Eminent Domain: Needed or Trampling of Rights?09.15.2005 | Law, Campus and CommunityLawyers for both sides of what could be the nation's next prominent eminent domain battle will speak from 5-7:30 p.m. Monday, Sept. 26, at the University of Dayton School of Law's Mathias H. Heck Courtroom.
Their appearances come two days before the Ohio Supreme Court takes its next step in deciding Norwood, Ohio v. Horney. Rookwood Partners and the city of Norwood are trying to acquire three privately owned houses — from owners who do not want to sell — for an office-retail-condo development in the Cincinnati suburb.
The Institute for Justice's Robert Gall, who represents the owners of the houses in the Norwood case, joins city of Norwood special counsel Tim Burke, Rookwood Partners' attorney Richard Tranter and University of Cincinnati College of Law Dean Emeritus Joseph Tomain for "The Use of Eminent Domain for Economic Redevelopment." UD property law professor Jim Durham will moderate the program.
The Institute for Justice also represented the New London, Conn., property owners who lost Kelo v. New London, a similar, much-publicized U.S. Supreme Court case last June.
The program is free and open to the public. There is a $25 registration fee for lawyers wanting Continuing Legal Education credit. The deadline to register for CLE credit is Sept. 22. Call (937) 229-3793 to register.

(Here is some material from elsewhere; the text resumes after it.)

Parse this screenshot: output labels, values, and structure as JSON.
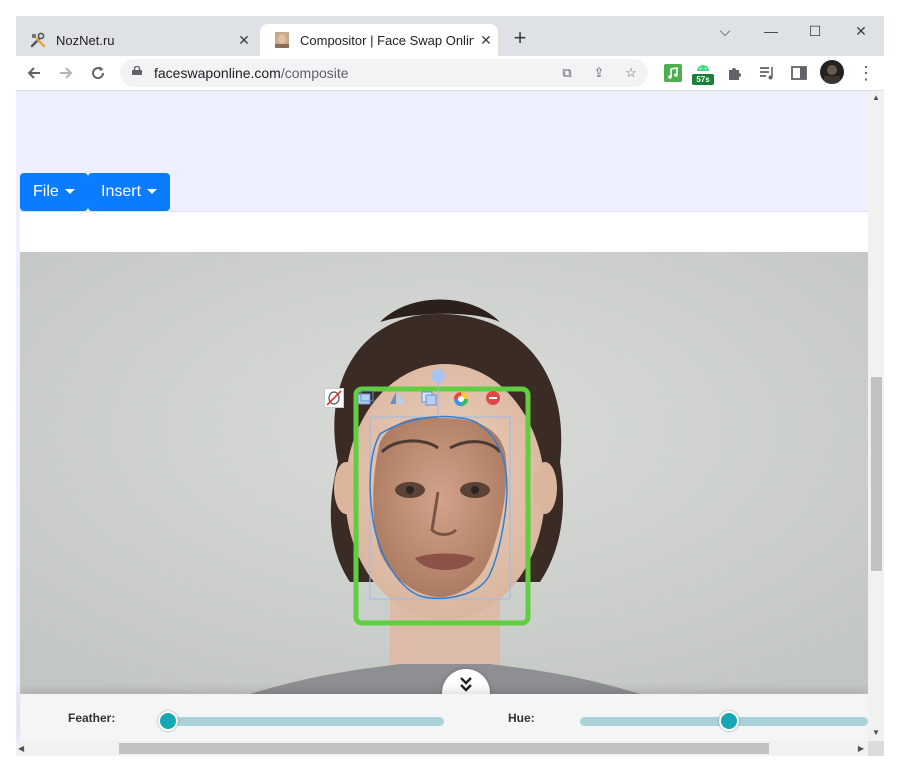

Panelists will discuss the national implications of the New London case from 5 to 6 p.m. They will discuss the Norwood case from 6:15 to 7:30 p.m.
"The fundamental issue is what the government can or cannot do. This forum is for anyone concerned about the appropriateness of government power," said Durham, who was quoted by The Associated Press during Kelo v. New London in June. "While individuals look at this issue as one where the government is given too many rights, unfortunately, most don't worry until it happens to them."
Durham said there has been mostly rhetoric from the property rights movement and legislators about eminent domain since the U.S. Supreme Court decision. Parties involved in ongoing cases are waiting to see how states will legislate eminent domain.
"The U.S. Constitution is a floor," Durham said. "State constitutions cannot give less protection than the U.S. Constitution. The message the U.S. Supreme Court sent in the Kelo case is that it is up to the states to decide the extent to which eminent domain may be used to acquire privately owned property and turn it over to private developers."
Durham said cases in Ohio are particularly interesting because its constitution says land can be taken for public "welfare." The U.S. version says "public use."
"It gives a city greater leeway," Durham said. "A private development may not be used by the public, but it could benefit the public welfare by eliminating blight and increasing tax revenue."
For more information or media interviews, contact Shawn Robinson at (937) 229-3391 or Jim Durham at (937) 229-3228.